- NICE guidelines suggest expectant twin mums are referred to pelvic health physiotherapists during their pregnancies. If you do feel uncomfortable heaviness or experience leaking, ask your GP for a referral or your health insurer to fund an appointment. The reassurance that you’re correctly engaging your pelvic floor is infinitely useful biofeedback during the early stages of your pre-natal training.
- Extra hormonal symptoms such as nausea, dizziness and joint pain.
- Listen to your body and hold yourself accountable only to the sensations you’re currently experiencing – not to any standard set by others, or by yourself in earlier pregnancies.

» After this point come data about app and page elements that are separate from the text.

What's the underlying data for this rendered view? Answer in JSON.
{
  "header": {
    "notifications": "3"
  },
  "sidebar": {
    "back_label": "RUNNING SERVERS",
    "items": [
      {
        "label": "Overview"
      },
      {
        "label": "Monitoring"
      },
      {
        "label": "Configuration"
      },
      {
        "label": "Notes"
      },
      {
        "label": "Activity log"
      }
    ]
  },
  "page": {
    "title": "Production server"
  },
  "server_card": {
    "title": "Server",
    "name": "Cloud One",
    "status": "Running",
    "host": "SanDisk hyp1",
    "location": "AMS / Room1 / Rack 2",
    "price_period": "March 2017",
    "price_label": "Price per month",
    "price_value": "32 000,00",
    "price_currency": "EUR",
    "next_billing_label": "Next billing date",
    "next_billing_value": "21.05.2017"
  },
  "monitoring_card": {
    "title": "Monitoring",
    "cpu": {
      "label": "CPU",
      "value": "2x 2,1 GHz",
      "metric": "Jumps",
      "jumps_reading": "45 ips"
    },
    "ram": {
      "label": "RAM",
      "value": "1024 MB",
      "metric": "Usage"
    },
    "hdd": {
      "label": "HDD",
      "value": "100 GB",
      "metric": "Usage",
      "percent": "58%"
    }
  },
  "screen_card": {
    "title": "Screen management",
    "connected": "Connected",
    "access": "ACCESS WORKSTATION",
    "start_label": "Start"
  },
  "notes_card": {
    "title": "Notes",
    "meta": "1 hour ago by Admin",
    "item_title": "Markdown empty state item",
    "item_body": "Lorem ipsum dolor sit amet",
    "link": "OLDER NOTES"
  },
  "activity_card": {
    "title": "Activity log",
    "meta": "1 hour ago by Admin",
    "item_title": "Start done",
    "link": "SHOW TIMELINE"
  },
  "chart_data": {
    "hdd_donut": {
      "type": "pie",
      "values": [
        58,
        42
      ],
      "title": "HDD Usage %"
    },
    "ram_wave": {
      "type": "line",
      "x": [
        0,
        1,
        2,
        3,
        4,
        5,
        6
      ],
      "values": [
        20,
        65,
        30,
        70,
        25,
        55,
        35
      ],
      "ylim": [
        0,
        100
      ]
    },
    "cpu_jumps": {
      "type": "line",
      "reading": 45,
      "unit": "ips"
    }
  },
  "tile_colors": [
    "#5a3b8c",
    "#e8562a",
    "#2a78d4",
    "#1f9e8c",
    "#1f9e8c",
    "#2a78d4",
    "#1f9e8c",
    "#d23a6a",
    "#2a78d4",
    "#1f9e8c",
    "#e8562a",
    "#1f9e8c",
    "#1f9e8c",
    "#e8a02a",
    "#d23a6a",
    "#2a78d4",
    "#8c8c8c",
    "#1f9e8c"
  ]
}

- If you feel the need to pull back on impact or simplify movements, do that now. The extra surge of relaxin in your body will destabilise your joints earlier and more dramatically, while a physiological drop in blood pressure may throw you off-balance in the early weeks. Think of these modifications as pregnancy-progressive with enhanced benefits for you and your babies rather than regressions that reflect a reduced physical ability.
- Frequent hunger or low blood sugar.
- If you feel the need to eat more, do that now. Your body’s nutritional demands are much higher during a twin pregnancy – particularly as multiple babies’ absorb even more of your essential vitamins and minerals like iron, calcium and magnesium. Eating first thing in the morning and more frequently throughout the day are good habits to help you stave off quick-fix cravings induced by low blood sugar and make more considered, healthier choices from the outset.
- Advice is inconsistent regarding additional folic acid intake; I read around and decided to double my intake to 800mcg, but seek advice from your GP or midwives.
- Where possible, include proteins and healthy fats in each meal to prioritise the heavyweight nutrients over less substantial filler foods. You’ll need all the energy you can get, so carbs still play a role too, but try to focus on unrefined carbs that will go the distance over quick fixes. Extra fibre from eating lots of veg and fruit will help reduce any unwanted ‘relaxing’ of the digestive tract thanks to the influx of relaxin, too!
For more pre-natal wellness support, pick up your copy of Mind, Body, Bump today. And make sure to sign up to my newsletter if you haven’t already, as I will be adding an online course to support Mind, Body, Bumpers in the near future and you won’t want to miss it!